Support, Advice and Experience within the Property Market

Research Highlights Impact of Tenant Fee Ban – Robert Ulph

From admin on February 17, 2017

Following the surprise announcement in the Chancellor’s Autumn Statement on the proposed ban on tenants’ fees, the Association of Residential Letting Agents (ARLA) has since conducted research looking into the implications of what an outright ban would mean. The report highlights the impact a full ban would have on tenants, landlords, letting agents and the wider housing market.

The research, which ARLA carried out with over a thousand letting agents, reveals that 62 per cent of agents think that a full ban will cause the quality of rental properties to decline. Three in five (61 per cent) also expect property management standards to drop.

The results are interesting and the conclusion ARLA reaches from the study is to end upfront fees and spread the fees out over the first six months of the tenancy.

By spreading the cost of fees, rather than banning them entirely, letting agents will be able to maintain current service levels to tenants and landlords. In one of my recent articles I wrote about the work that has to be carried out before a tenant moves in to a property and the legislation involved.
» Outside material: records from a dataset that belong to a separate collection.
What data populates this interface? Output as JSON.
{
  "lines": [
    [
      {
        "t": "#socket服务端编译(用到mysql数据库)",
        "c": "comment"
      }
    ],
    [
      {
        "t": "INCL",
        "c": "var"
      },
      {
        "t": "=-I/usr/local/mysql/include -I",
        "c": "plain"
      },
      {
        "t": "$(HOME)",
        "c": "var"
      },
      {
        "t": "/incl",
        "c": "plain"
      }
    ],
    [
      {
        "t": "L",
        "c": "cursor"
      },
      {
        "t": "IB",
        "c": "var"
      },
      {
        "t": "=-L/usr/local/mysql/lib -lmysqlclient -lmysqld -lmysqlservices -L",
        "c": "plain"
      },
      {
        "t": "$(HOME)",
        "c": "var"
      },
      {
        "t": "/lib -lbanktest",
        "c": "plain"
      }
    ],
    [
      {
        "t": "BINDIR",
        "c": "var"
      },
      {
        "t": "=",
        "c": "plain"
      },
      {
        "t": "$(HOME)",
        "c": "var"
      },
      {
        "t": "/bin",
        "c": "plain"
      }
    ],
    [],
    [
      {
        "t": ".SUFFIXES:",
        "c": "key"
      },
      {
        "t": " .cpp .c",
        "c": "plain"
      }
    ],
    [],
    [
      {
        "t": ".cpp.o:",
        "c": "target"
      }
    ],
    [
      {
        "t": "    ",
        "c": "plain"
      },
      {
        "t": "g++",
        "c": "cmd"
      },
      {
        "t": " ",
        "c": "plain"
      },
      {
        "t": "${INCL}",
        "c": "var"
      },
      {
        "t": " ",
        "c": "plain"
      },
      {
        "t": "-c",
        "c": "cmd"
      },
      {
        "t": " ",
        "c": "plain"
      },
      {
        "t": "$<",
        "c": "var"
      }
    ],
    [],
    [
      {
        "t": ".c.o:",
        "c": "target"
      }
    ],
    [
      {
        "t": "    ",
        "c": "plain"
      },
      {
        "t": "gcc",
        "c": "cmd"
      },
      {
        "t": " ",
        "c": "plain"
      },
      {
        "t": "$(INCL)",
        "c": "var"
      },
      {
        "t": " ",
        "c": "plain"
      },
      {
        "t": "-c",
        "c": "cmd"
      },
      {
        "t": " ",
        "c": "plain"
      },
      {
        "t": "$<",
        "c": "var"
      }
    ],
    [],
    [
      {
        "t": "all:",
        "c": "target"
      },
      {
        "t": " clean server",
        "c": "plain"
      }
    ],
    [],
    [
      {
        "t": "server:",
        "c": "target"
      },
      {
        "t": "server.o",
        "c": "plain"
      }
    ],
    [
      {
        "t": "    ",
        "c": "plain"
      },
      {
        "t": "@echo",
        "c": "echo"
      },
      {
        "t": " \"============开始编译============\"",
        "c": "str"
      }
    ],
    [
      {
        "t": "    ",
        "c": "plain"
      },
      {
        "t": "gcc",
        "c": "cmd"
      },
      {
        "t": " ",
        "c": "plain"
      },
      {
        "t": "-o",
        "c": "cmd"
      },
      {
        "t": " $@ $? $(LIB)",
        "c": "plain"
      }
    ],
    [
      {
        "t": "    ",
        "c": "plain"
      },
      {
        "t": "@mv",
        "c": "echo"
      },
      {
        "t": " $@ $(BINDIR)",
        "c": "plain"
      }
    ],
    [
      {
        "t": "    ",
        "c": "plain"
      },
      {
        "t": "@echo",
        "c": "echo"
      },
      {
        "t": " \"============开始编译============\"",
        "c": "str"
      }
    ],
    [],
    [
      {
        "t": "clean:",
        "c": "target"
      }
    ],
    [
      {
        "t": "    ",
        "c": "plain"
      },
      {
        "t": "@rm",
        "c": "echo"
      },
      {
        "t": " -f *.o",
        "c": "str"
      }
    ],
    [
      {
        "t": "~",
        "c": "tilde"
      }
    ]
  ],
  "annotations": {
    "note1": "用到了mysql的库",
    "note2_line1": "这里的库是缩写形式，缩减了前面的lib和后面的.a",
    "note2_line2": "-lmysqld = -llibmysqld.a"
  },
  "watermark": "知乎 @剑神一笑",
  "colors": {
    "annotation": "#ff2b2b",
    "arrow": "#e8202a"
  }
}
There are serious processes to be completed which need professional attention and the consequences of not doing everything correctly can mean hefty fines of thousands of pounds and with the Immigration Act 2016 now in force could mean a prison sentence for misdemeanours.

ARLA’s research also shows that letting agents overwhelmingly expect rents to rise if a full ban comes into force, as agents, who need to cover the costs it takes to undertake the hours of work that fees currently cover, could pass these onto landlords. By keeping fees in place, landlords benefit and will not face higher costs at a time when they are already facing much tighter levels of regulation and changes in tax.

The spreading of fees will also make tenancies more affordable to those looking to rent, as it means they will only need to find the deposit and the first month’s rent.

David Cox, Managing Director, ARLA said: “We believe that ARLA’s proposal to spread the cost of the fees across the first six months of the tenancy will guard against the numerous unintended consequences of a full ban, while also finding a solution that works best for the consumer.”

At Pennington we have six licenced members of ARLA which means we are able to do the necessary work in-house, thereby keeping costs to a minimum. We do not profit from these fees, but these costs enable us to carry out everything that is required.

The Government has announced that the ban on tenant fees won’t come in before Spring 2018 and I will be working with ARLA to ensure that the implications are fully understood in the forthcoming consultation. I will keep you updated, but do contact me if you would like any further discussion on this or anything else on the local property market.